Red Squirrel Facts and Information
Introduction to Red Squirrel
The Red Squirrel gets its name from the rusty red coloring that it features. They have a thin body and a tail that is very bushy. However, that color can change during various times of the year. They may be brown or gray at times of the year and so they are often mistaken for other species of the squirrel. They often appear to be curious about their surroundings with a look of wonder. They are very fast too so if they are startled they will take off quickly.
Red Squirrel Description
The face of this squirrel is long and they have a pointed nose. They have long pointed hears and excellent hearing. The belly area of them is white in color. They are able to walk and run on all fours but they are often on their hind legs so that they can hold items with their front ones. They use their powerful tail to help them with steering as they move very quickly through the trees. The Red Squirrel weighs about 8 to12 oz. They range in length from 7 to9 inches.
|Conservation status||Least Concern|
Red Squirrel Distribution
The Red Squirrel is a tree living animal. They spend most of their time in the trees and they are able to jump very wide distances to get from one tree to the next. The largest numbers of them are found in Ireland and Great Britain with large numbers also being found around Scotland and northern Asia.
Red Squirrel Behavior
Twice per year the Red Squirrel sheds the fur to accommodate for the various seasons. During some times of the year that fur will be thick and when it is warmer out it will be much thinner. They rely on their sharp claws that are curved for them to be able to successfully climb both up and down on the body of trees.
Red Squirrel Feeding
Nuts and acorns make up the majority of the diet for the Red Squirrel. When they are finding plenty of food they will also store it up in trees. They will have several locations too so that if one food location is taken by a predator or destroyed then they have others they can get food from.
The Red Squirrel is very opportunistic though when it comes to being able to find food. They will consume bark from trees and various forms of fungi that grow in their habitat. They will consume beechnuts, insects, and small frogs too.
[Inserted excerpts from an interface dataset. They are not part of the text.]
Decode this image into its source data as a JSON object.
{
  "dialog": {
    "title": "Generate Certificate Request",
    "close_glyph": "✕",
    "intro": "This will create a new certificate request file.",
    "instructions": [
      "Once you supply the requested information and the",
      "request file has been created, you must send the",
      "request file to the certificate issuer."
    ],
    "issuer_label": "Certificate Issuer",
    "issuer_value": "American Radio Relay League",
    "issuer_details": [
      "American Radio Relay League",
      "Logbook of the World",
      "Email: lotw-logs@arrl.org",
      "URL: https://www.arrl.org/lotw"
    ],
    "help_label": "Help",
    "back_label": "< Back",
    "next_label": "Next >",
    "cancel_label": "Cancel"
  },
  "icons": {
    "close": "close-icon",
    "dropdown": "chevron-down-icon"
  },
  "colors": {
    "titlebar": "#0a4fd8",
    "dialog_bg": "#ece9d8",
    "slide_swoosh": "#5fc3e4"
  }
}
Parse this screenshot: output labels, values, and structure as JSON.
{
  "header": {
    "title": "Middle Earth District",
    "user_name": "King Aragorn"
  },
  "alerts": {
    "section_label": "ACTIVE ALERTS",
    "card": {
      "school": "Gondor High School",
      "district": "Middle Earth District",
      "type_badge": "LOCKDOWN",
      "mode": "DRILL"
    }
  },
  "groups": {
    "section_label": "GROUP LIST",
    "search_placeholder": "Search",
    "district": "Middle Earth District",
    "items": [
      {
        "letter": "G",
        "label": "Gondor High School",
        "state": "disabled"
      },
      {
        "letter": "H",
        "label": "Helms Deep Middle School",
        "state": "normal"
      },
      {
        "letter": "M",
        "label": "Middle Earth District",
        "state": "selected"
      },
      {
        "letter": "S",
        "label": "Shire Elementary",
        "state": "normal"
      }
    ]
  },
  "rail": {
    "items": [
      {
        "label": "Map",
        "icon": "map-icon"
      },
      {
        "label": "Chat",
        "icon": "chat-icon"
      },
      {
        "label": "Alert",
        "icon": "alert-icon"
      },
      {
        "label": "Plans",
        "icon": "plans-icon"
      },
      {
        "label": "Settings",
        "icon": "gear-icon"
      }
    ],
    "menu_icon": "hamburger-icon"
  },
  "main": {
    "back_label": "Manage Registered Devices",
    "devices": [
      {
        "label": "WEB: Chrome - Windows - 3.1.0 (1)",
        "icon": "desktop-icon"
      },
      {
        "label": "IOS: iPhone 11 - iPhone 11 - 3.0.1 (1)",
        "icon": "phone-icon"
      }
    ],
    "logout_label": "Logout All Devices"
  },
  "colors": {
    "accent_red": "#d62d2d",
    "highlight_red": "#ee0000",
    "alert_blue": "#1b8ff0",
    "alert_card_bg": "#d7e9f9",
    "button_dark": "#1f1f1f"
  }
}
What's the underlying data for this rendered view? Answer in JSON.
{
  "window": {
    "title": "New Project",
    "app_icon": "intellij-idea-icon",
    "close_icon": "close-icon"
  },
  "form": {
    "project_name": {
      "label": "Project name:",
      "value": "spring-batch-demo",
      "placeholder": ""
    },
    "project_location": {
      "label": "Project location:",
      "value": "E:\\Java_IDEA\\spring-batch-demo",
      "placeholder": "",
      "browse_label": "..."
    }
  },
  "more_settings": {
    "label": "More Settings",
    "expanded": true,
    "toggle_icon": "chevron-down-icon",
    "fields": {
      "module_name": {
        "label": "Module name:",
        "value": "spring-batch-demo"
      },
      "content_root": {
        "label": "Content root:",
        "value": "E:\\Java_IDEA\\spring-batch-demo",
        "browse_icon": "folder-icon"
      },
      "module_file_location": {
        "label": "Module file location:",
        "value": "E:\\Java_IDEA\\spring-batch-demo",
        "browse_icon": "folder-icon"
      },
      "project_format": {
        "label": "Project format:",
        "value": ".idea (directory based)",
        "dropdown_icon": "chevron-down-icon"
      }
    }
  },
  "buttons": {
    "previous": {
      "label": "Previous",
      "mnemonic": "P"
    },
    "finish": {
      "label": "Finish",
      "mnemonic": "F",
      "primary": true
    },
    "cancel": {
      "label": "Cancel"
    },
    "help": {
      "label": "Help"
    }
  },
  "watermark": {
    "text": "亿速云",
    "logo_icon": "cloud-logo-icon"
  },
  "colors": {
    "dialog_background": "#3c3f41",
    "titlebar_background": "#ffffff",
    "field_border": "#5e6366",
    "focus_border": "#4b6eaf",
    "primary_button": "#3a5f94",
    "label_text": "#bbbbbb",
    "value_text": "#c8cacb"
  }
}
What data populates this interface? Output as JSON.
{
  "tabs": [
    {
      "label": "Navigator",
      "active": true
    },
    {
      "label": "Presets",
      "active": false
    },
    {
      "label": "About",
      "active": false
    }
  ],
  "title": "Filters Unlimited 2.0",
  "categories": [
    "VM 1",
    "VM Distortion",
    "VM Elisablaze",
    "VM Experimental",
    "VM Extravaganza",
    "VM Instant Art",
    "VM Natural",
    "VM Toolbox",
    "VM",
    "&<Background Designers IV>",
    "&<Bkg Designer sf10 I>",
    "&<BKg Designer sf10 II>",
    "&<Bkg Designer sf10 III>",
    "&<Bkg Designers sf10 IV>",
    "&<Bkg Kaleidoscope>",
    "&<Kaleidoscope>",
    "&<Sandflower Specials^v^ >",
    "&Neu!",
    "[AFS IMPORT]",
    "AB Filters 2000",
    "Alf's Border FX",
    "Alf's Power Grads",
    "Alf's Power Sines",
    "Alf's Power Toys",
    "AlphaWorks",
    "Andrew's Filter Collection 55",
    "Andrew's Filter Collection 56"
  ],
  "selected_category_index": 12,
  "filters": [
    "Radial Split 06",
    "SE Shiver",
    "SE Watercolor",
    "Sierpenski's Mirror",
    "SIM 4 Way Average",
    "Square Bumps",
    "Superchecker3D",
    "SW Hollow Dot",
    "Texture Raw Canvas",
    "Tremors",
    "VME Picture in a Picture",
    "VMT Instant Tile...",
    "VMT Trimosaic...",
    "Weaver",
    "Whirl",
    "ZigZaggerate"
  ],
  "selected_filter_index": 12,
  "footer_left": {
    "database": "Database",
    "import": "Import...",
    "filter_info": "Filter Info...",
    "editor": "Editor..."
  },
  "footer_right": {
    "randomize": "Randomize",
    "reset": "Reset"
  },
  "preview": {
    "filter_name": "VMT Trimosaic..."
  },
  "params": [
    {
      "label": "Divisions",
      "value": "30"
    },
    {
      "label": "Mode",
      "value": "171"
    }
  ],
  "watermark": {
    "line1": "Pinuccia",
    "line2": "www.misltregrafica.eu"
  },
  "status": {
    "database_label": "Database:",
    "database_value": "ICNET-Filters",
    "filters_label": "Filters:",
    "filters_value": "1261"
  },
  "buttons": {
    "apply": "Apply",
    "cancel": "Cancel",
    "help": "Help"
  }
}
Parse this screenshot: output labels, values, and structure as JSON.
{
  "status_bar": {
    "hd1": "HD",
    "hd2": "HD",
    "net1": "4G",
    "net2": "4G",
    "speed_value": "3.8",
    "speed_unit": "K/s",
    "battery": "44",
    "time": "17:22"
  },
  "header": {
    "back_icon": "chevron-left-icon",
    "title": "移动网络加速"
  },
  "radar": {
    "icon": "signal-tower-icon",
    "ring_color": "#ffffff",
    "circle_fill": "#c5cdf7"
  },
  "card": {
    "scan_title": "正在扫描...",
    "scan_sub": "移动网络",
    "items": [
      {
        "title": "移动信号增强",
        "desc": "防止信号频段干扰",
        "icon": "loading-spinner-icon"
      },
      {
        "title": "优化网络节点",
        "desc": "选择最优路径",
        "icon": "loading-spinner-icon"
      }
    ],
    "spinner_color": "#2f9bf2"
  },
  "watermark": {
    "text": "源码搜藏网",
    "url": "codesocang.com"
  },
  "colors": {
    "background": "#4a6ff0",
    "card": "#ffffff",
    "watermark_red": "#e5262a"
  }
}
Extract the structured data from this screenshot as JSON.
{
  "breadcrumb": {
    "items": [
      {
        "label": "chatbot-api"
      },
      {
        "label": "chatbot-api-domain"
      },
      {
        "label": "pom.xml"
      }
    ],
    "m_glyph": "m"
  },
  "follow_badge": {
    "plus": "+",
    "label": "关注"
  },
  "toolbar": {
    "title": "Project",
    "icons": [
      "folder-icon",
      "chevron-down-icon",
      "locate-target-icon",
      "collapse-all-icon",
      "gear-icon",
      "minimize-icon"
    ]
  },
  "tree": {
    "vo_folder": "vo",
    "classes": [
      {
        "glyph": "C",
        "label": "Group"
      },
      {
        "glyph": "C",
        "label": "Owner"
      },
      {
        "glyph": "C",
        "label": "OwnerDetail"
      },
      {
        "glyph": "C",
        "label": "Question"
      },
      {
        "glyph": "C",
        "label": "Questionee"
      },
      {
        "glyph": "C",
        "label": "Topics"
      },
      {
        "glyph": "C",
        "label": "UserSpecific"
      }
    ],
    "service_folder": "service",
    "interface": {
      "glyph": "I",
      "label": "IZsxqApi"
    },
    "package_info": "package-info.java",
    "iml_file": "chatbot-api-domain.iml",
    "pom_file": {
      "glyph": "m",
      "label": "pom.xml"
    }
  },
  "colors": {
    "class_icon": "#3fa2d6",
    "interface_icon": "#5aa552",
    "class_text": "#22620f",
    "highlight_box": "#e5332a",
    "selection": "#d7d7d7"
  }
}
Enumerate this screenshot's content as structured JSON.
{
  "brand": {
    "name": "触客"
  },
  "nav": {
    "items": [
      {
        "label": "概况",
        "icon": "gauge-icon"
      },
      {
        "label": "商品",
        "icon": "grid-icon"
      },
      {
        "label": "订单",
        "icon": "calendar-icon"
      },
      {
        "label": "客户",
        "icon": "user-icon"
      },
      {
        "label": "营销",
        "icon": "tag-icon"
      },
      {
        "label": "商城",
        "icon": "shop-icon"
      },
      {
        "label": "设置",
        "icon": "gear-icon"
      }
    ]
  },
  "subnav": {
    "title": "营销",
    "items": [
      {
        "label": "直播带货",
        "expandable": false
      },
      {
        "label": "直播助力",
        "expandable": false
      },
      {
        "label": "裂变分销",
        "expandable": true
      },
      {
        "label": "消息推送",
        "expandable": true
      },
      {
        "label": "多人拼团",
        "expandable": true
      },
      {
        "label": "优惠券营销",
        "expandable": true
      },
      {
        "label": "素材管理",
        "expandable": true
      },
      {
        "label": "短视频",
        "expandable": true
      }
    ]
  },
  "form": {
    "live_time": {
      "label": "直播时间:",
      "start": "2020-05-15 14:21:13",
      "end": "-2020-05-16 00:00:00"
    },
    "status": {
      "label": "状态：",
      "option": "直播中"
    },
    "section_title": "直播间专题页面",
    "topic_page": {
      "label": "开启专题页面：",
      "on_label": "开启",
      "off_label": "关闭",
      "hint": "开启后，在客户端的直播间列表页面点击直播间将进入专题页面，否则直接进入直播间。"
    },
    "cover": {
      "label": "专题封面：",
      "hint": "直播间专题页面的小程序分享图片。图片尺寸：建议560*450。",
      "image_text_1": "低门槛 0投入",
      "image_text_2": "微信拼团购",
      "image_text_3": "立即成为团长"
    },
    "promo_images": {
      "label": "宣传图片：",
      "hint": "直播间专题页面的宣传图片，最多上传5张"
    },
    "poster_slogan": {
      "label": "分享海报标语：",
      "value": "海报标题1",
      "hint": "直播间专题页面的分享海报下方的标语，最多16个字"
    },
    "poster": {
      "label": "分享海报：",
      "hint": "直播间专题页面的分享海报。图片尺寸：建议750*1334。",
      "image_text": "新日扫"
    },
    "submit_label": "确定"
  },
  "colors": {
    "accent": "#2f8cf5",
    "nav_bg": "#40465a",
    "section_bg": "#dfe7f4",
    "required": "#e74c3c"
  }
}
Red Squirrel Reproduction
Mating can occur during both the winter and summer months for the Red Squirrel. The females will give off a strong odor while in estrus that attracts the male to her. There can be several males around one female. She will run and which ever one of them is fast enough to catch her she will mate with.
Females are usually ready for mating when they are 2 years old. When food is scarce the Red Squirrel will be less likely to take part in mating. This is a natural process for them to help ensure a balance.
Females often have two litters of young per year. A mother can have 3 or 4 young per litter, they arrive about 38 days after mating. They can’t see or hear for about 3 weeks to they are completely dependent on their mother. They are able to look for their own food around 6 weeks of age. The average lifespan in the wild is 3 years.
Red Squirrel Conservation
While the Red Squirrel is often hunted for the fur, the number of them remains high enough that there really isn’t a worry about the future of their population. In Europe it is protected from such hunting but since the penalties are tough to enforce there is often very little action taken and not a big deterrent for those that wish to take part in such hunting efforts.